Where you can put that stopover is a bit tricky. There’s no formal language, but essentially it’s limited to hub airports. So, Seattle is a hub (and so are San Francisco and Los Angeles, I bet). You can play around with it. If you run into problems combining flights, then this fuzzy rule is probably the reason.
I’m fortunate to live in Seattle.
Putting It All Together
My brother was planning to fly out to Hawaii with my sister and me for a family trip after I graduate from business school in June. I realized that I could combine his flight to Seattle for the graduation ceremony with our trip to Hawaii, essentially getting one free flight and doubling the value of our miles.
From Ft. Lauderdale to Seattle, an economy class award was available for 12,500 miles. From Seattle to Honolulu, three days later, an economy class award was available for 17,500 miles. These are both at the lowest level and thus combinable. Three days would normally be considered a stopover, and most airlines would price the tickets separately. Not Alaska. I paid 17,500 miles for the whole thing.

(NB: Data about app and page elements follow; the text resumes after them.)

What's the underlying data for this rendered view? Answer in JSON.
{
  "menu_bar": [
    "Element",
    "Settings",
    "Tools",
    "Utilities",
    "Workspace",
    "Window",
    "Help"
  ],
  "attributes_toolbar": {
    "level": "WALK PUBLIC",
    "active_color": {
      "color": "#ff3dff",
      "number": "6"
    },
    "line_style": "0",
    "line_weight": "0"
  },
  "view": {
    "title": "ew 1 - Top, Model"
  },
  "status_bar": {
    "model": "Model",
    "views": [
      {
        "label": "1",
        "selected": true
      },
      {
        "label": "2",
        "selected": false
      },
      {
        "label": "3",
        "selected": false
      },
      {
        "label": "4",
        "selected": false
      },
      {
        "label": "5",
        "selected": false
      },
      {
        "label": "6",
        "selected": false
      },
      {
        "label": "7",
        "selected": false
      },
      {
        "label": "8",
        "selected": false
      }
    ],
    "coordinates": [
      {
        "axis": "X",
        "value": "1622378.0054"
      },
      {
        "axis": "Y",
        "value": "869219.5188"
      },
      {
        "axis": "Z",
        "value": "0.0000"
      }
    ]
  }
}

Perfect for Anytime Awards
In my brother’s case, there were saver level awards on both flights. But what if one flight only has “anytime” award space? Then you can go hog wild because you can add any flight in combination with the stopover and pay the same price.
There were only “anytime” awards left available if my wife and I wanted to take the same flight from Seattle to Honolulu, pushing economy to 30,000 and first class to 80,000 miles. To pay 80,000 miles one-way in first class is a lot anywhere in the U.S. But I’m moving to Austin, and I know I’ll have to do some travel back and forth.
I could book any flight from Austin to Seattle — pretty much any time before our trip to Hawaii — and create a stopover in Seattle. Then I’ll continue to Honolulu for my vacation. I can get both flights in first class for 80,000 miles or in economy for 30,000 miles. My Austin flight becomes free, making the Honolulu flight much more attractive even though I’m paying for a more expensive award with no capacity restrictions.
Another way to look at it is that I’ve used the rules to turn an anytime award into two saver awards. Austin to Seattle is 1,771 miles so the price starts at 10,000 award miles for a one-way ticket in economy class. That means I’m paying 20,000 miles (30,000 less 10,000) for the portion from Seattle to Honolulu — just a smidgen over the 17,500 cost of a normal saver award. Keep in mind I’m not actually buying two saver awards, but by using the stopover rule the cost of a single anytime award is about the same price.
Oh, yeah. Alaska now makes these anytime awards, which book into the Z fare bucket, upgradeable. (The cheapest award tickets are not upgradeable.) In fact, they have higher priority than all tickets except a full-fare paid seat.
Order of upgrades (from first to last): Y, Z, S, B, M, H, Q, L, V, N, K, G, T, R, W.
Going to Hawaii, there’s probably enough demand that we still won’t clear. But from Austin to Seattle, I probably will not have to apply any MVP Gold Guest upgrades.